In an age when drug-resistant ‘superbugs’ are growing in number, UB medical researchers have discovered a way to give average antibiotics super strength. HAMLET, a protein-lipid complex in breast milk, possesses limited antibiotic abilities when used alone. But when combined with existing antibiotics, a potent synergistic effect occurs in which bacteria become more sensitive to the drugs. Some antibiotic-resistant bacteria even regained sensitivity to the antibiotics they were resisting, says Anders Hakansson, assistant professor of microbiology and immunology. This has the potential to extend the lifetime of the current arsenal of safe treatment options.

Inventors: Anders Hakansson, Hazeline Hakansson, Laura Marks, Department of Microbiology and Immunology

Biofilm eradicator

UB engineers and medical researchers have partnered to create an electrochemical technique for eradicating biofilm infections on metallic medical implants. Biofilms are layers of micro-organisms that congregate on a surface, and they’re a frequent cause of hospital-associated infections. The novel eradication method has shown the ability to reliably and quickly eliminate pre-formed biofilms, according to UB STOR. It’s good news for patients with orthopedic and dental implants.

Inventors: Mark Ehrensberger, Anthony A. Campagnari, Esther Takeuchi, Nicole Luke-Marshall, departments of Biomedical Engineering, Microbiology and Immunology, Chemical and Biological Engineering, and Electrical Engineering

Nano-shields for protein therapeutics

Protein-based drugs hold promise for treating many diseases, but the body’s immune system often pegs the proteins as foreign and attacks them. To address this problem, UB pharmaceutical sciences researchers have developed methods for using lipid-based nanoparticles that “teach” the immune system to tolerate protein therapeutics, avoiding treatment complications. The technology is part of a portfolio that STOR has been developing for a spinoff company under development. UB’s newly launched Innovation Hub (iHub) is helping to advance this project, which could help patients with diseases including hemophilia.

Inventor: Sathy Balu-Iyer, Department of Pharmaceutical Sciences

Tumor suppressor

Many cancer cells have a carbohydrate structure on their surface known as the Thomsen-Friedenreich antigen (also the CD176 antigen), which appears to play a pivotal role in the spread of tumors.
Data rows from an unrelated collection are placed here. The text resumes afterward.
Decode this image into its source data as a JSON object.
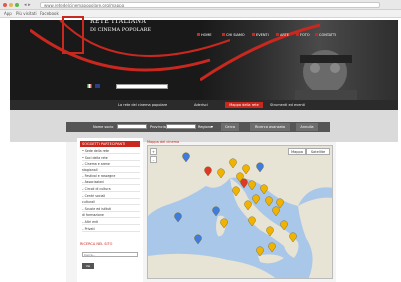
{
  "browser": {
    "url": "www.retedelcinemapopolare.org/mappa",
    "bookmarks": [
      "App",
      "Più visitati",
      "Facebook"
    ]
  },
  "header": {
    "logo_title": "RETE ITALIANA",
    "logo_subtitle": "DI CINEMA POPOLARE",
    "nav": [
      "HOME",
      "CHI SIAMO",
      "EVENTI",
      "ARTE",
      "FOTO",
      "CONTATTI"
    ],
    "search_placeholder": ""
  },
  "menu": {
    "items": [
      "La rete del cinema popolare",
      "Aderisci",
      "Strumenti ed eventi"
    ],
    "active": "Mappa della rete"
  },
  "filters": {
    "label_name": "Nome socio",
    "label_province": "Provincia",
    "label_region": "Regione",
    "button_search": "Cerca",
    "button_advanced": "Ricerca avanzata",
    "button_reset": "Annulla"
  },
  "sidebar": {
    "heading": "SOGGETTI PARTECIPANTI",
    "items": [
      "• Sede della rete",
      "• Soci della rete",
      "  – Cinema e arene",
      "    stagionali",
      "  – Festival e rassegne",
      "  – Associazioni",
      "    – Circoli di cultura",
      "    – Centri sociali",
      "      culturali",
      "    – Scuole ed istituti",
      "      di formazione",
      "    – Altri enti",
      "    – Privati"
    ],
    "heading2": "RICERCA NEL SITO",
    "search_value": "Cerca...",
    "search_button": "Vai"
  },
  "map": {
    "title": "Mappa del cinema",
    "zoom_in": "+",
    "zoom_out": "–",
    "type_map": "Mappa",
    "type_sat": "Satellite",
    "colors": {
      "sea": "#a9c7e8",
      "land": "#e7e3d5",
      "marker_gold": "#f0b400",
      "marker_red": "#e0362a",
      "marker_blue": "#3e7ce0",
      "brand_red": "#c8281e"
    }
  }
}
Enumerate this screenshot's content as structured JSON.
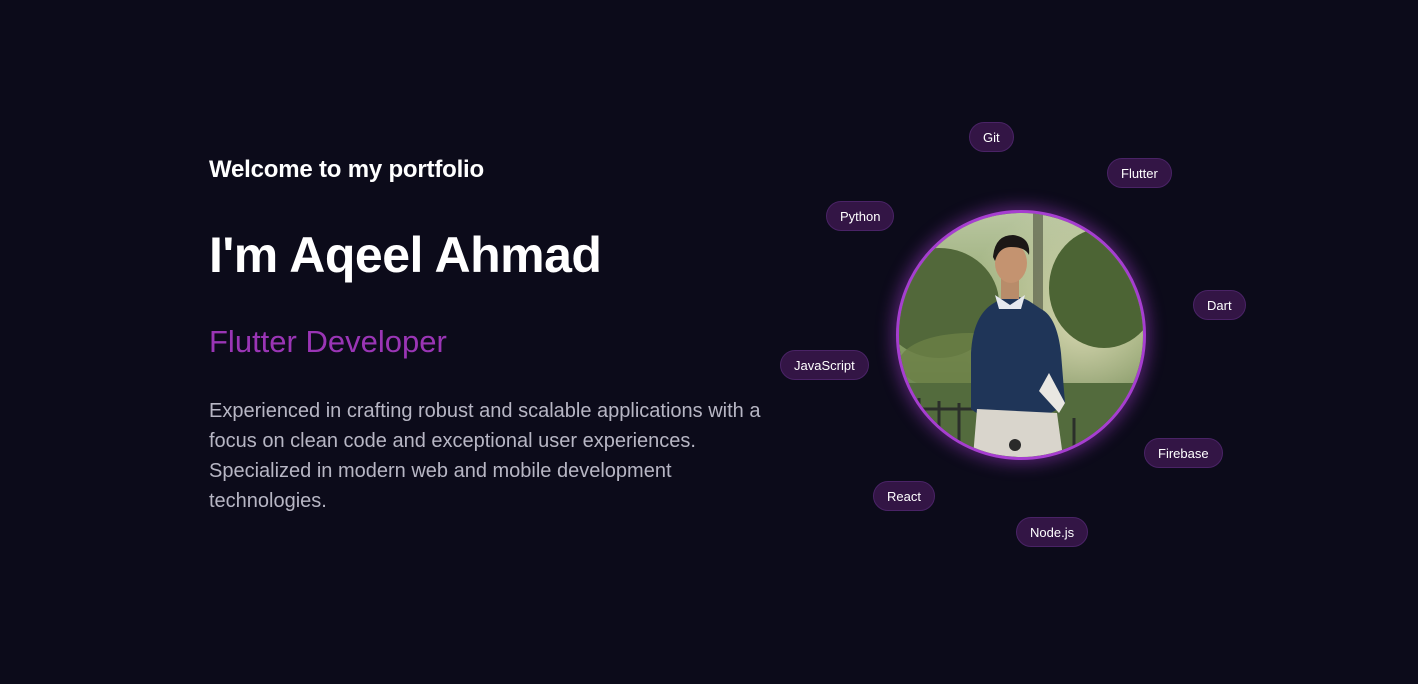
{
  "hero": {
    "welcome": "Welcome to my portfolio",
    "name": "I'm Aqeel Ahmad",
    "role": "Flutter Developer",
    "bio": "Experienced in crafting robust and scalable applications with a focus on clean code and exceptional user experiences. Specialized in modern web and mobile development technologies."
  },
  "skills": [
    "Git",
    "Flutter",
    "Python",
    "Dart",
    "JavaScript",
    "Firebase",
    "React",
    "Node.js"
  ],
  "colors": {
    "background": "#0c0b1a",
    "accent": "#9a35b5",
    "ring": "#a63ed0",
    "chip_bg": "#331545",
    "text_muted": "#b7b6c4"
  }
}
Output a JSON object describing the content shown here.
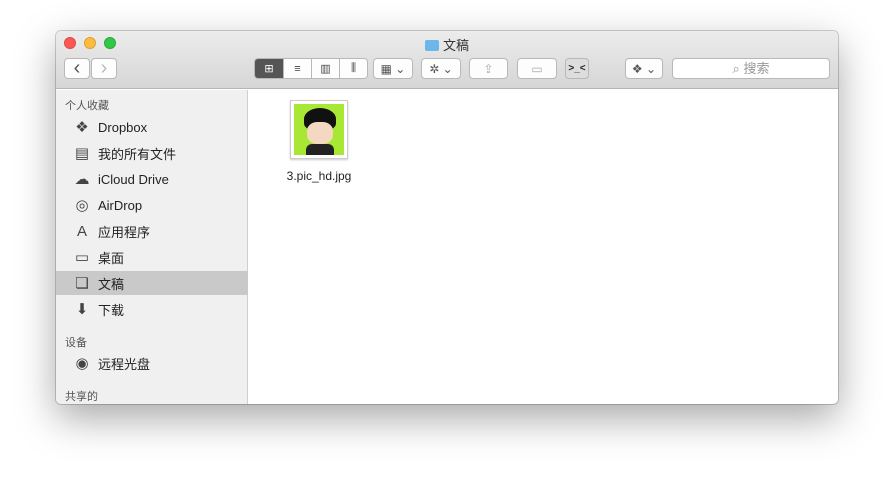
{
  "window": {
    "title": "文稿"
  },
  "toolbar": {
    "back": "‹",
    "forward": "›",
    "views": [
      "⊞",
      "≡",
      "▥",
      "⫼"
    ],
    "arrange": "▦ ⌄",
    "action": "✲ ⌄",
    "share": "⇪",
    "tag": "▭",
    "custom": ">_<",
    "dropbox": "❖ ⌄",
    "search_placeholder": "搜索",
    "search_icon": "⌕"
  },
  "sidebar": {
    "favorites_header": "个人收藏",
    "favorites": [
      {
        "label": "Dropbox",
        "icon": "❖"
      },
      {
        "label": "我的所有文件",
        "icon": "▤"
      },
      {
        "label": "iCloud Drive",
        "icon": "☁"
      },
      {
        "label": "AirDrop",
        "icon": "◎"
      },
      {
        "label": "应用程序",
        "icon": "A"
      },
      {
        "label": "桌面",
        "icon": "▭"
      },
      {
        "label": "文稿",
        "icon": "❏"
      },
      {
        "label": "下载",
        "icon": "⬇"
      }
    ],
    "devices_header": "设备",
    "devices": [
      {
        "label": "远程光盘",
        "icon": "◉"
      }
    ],
    "shared_header": "共享的"
  },
  "files": [
    {
      "name": "3.pic_hd.jpg"
    }
  ]
}
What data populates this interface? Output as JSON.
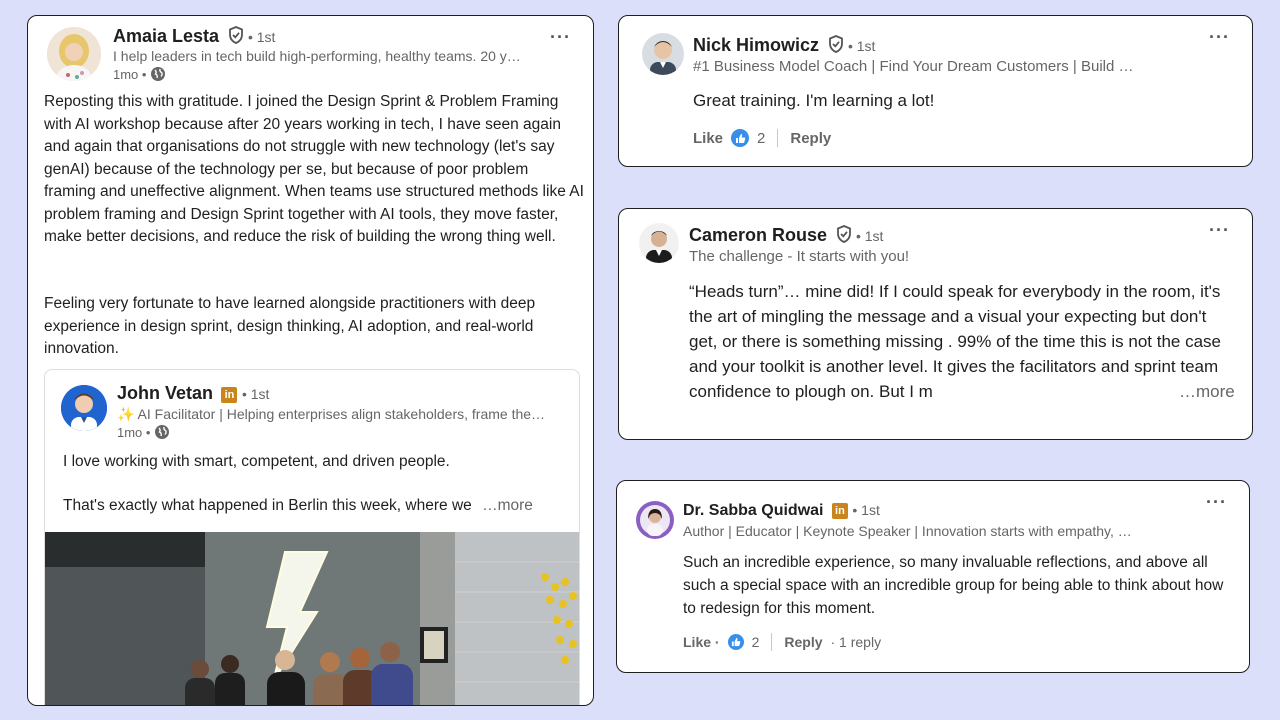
{
  "colors": {
    "background": "#dcdffa",
    "like_blue": "#378fe9",
    "linkedin_badge": "#c9841a"
  },
  "post": {
    "author": "Amaia Lesta",
    "degree": "• 1st",
    "headline": "I help leaders in tech build high-performing, healthy teams. 20 y…",
    "time": "1mo •",
    "body_p1": "Reposting this with gratitude. I joined the Design Sprint & Problem Framing with AI workshop because after 20 years working in tech, I have seen again and again that organisations do not struggle with new technology (let's say genAI) because of the technology per se, but because of poor problem framing and uneffective alignment. When teams use structured methods like AI problem framing and Design Sprint together with AI tools, they move faster, make better decisions, and reduce the risk of building the wrong thing well.",
    "body_p2": "Feeling very fortunate to have learned alongside practitioners with deep experience in design sprint, design thinking, AI adoption, and real-world innovation.",
    "icons": [
      "verified-shield-icon",
      "globe-icon",
      "more-options-icon"
    ],
    "shared": {
      "author": "John Vetan",
      "degree": "• 1st",
      "headline": "✨ AI Facilitator | Helping enterprises align stakeholders, frame the…",
      "time": "1mo •",
      "line1": "I love working with smart, competent, and driven people.",
      "line2": "That's exactly what happened in Berlin this week, where we",
      "more": "…more"
    }
  },
  "comments": [
    {
      "author": "Nick Himowicz",
      "degree": "• 1st",
      "headline": "#1 Business Model Coach | Find Your Dream Customers | Build …",
      "text": "Great training. I'm learning a lot!",
      "like": "Like",
      "count": "2",
      "reply": "Reply"
    },
    {
      "author": "Cameron Rouse",
      "degree": "• 1st",
      "headline": "The challenge - It starts with you!",
      "text": "“Heads turn”… mine did! If I could speak for everybody in the room, it's the art of mingling the message and a visual your expecting but don't get, or there is something missing . 99% of the time this is not the case and your toolkit is another level. It gives the facilitators and sprint team confidence to plough on. But I m",
      "more": "…more"
    },
    {
      "author": "Dr. Sabba Quidwai",
      "degree": "• 1st",
      "headline": "Author | Educator | Keynote Speaker | Innovation starts with empathy, …",
      "text": "Such an incredible experience, so many invaluable reflections, and above all such a special space with an incredible group for being able to think about how to redesign for this moment.",
      "like": "Like ·",
      "count": "2",
      "reply": "Reply",
      "replies": "· 1 reply"
    }
  ]
}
UB scientists have discovered a mouse antibody that binds specifically to this antigen, halting its activity and significantly reducing metastasis of cancer in mouse models. Kate Rittenhouse-Olson, the inventor, has started the company For-Robin to develop the antibody for use in humans.

Inventor: Kate Rittenhouse-Olson, Department of Biotechnical and Clinical Laboratory Sciences

MicroRNA as cancer-fighter

With help from colleagues at Roswell Park Cancer Institute, pharmaceutical scientists at UB have discovered that restoring levels of a microRNA that is underexpressed in certain types of cancer significantly suppresses tumor growth in animal models. Administration of this microRNA or its precursors could have applications in preventing and treating cancer.

Inventors: Aiming Yu, Yuzhuo Pan, Jingxin Qiu, departments of Pharmaceutical Sciences, and Pathology and Anatomical Sciences

New imaging agents

UB chemists have developed a series of contrast agents for magnetic resonance imaging (MRI). These “smart” contrast agents hold promise to be developed as tools for monitoring the progress of cancer treatments and deciding which treatments to implement. One benefit: Patients who can’t tolerate MRI contrast agents currently used in the clinic may respond better to the new agents, some of which contain metal ions that are biologically relevant. Smart contrast agents that turn on when encountering the metal ions in tissue also are under development. The Bruce Holm Memorial Catalyst Fund is supporting commercialization of this innovation.

Inventors: Janet Morrow, Pavel Tsitovich, Sarina Dorazio, Abiola Olatunde, Department of Chemistry